The broad part of a leaf.
A modified or reduced leaf that occurs beneath and next to a peduncle.
The swollen part of the stem where the scion of a grafted rose meets the understock.
The protective cover of a rose flower, composed o the sepals.
One of the main stems of a rose plant.
Roses whose long canes can be trained along fences or walls, variable in flower size, form and mature habit.
The petals of a rose flower considered as a single unit.
A named rose variety exhibiting distinct and consistent features, indicated by single quotation marks.
Medium sized flowers often more compact in habit, medium length stems.
Large flowers borne in clusters usually taller in habit, individual stems within each cluster are suitable or cutting.

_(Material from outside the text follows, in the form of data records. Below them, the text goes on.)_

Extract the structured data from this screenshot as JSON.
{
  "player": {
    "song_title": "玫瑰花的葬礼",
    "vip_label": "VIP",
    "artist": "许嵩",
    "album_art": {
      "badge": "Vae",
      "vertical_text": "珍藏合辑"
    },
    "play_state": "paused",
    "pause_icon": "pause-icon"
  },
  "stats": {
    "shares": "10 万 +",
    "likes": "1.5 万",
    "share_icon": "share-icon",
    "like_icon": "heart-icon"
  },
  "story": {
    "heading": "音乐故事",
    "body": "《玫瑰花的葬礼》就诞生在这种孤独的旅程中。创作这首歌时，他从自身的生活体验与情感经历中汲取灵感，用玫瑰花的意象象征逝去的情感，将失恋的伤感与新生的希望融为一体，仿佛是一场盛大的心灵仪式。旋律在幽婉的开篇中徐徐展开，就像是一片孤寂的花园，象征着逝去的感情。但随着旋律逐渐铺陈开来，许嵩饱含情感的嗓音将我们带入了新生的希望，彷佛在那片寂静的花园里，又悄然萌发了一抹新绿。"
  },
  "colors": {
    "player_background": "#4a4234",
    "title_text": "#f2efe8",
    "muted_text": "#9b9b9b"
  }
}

The fruit of a rose Inflorescence: the flowering part of a plant; a rose inflorescence may bear single or multiple flowers.
Large flowers generally borne one per stem, medium to tall in habit, long cutting stems.
The individual segment of a compound rose leaf.
Small flowered roses with proportionately smaller foliage, often very compact in habit, stems are also shorter but still suitable for cutting.
The point on a stem from which leaves and buds emerge.
Strictly speaking, a rose introduced before 1867, but more loosely used to describe any rose grown or introduced before 1900 Once-blooming: a rose that flowers only once in early summer and does not repeat.
A rose propagated as a cutting rather than by grafting.
A stalk that supports a single flower or flower cluster Petal: the showy, usually colored part of a flower.
The stalk by which a leaf attaches to a stem; also leafstalk.
The female reproductive organ of a flower, consisting of an ovary, style, and stigma.
Small flowers borne in very large clusters, usually compact in habit, medium-short stems.
The technical term for a rose thorn.
The root portion of a plant onto which the scion is grafted; also understock
Species or near-species roses valued for their hardiness old fashioned flowers and fountainous habits. Many are available on their own roots.
A shoot grafted onto a rootstock; the "top" of a grafted rose.
One of the five individual, leaflike divisions of the calyx.
Free blooming plants with differing flower sizes and forms, broadly varying in mature size but of full bushy attractive habit,usually good disease resistance and hardiness.
Roses of varying habits which are never too big to tuck into restricted garden spaces.
A spontaneous genetic mutation, often resulting in a plant that bears flowers of a different color or with more or fewer petals than the original plant.
The male reproductive organ of a flower, consisting of a filament and anther.
A small, leaflike appendage that occurs at the base of the petiole.
A stem, usually unwanted, that originates from a rootstock.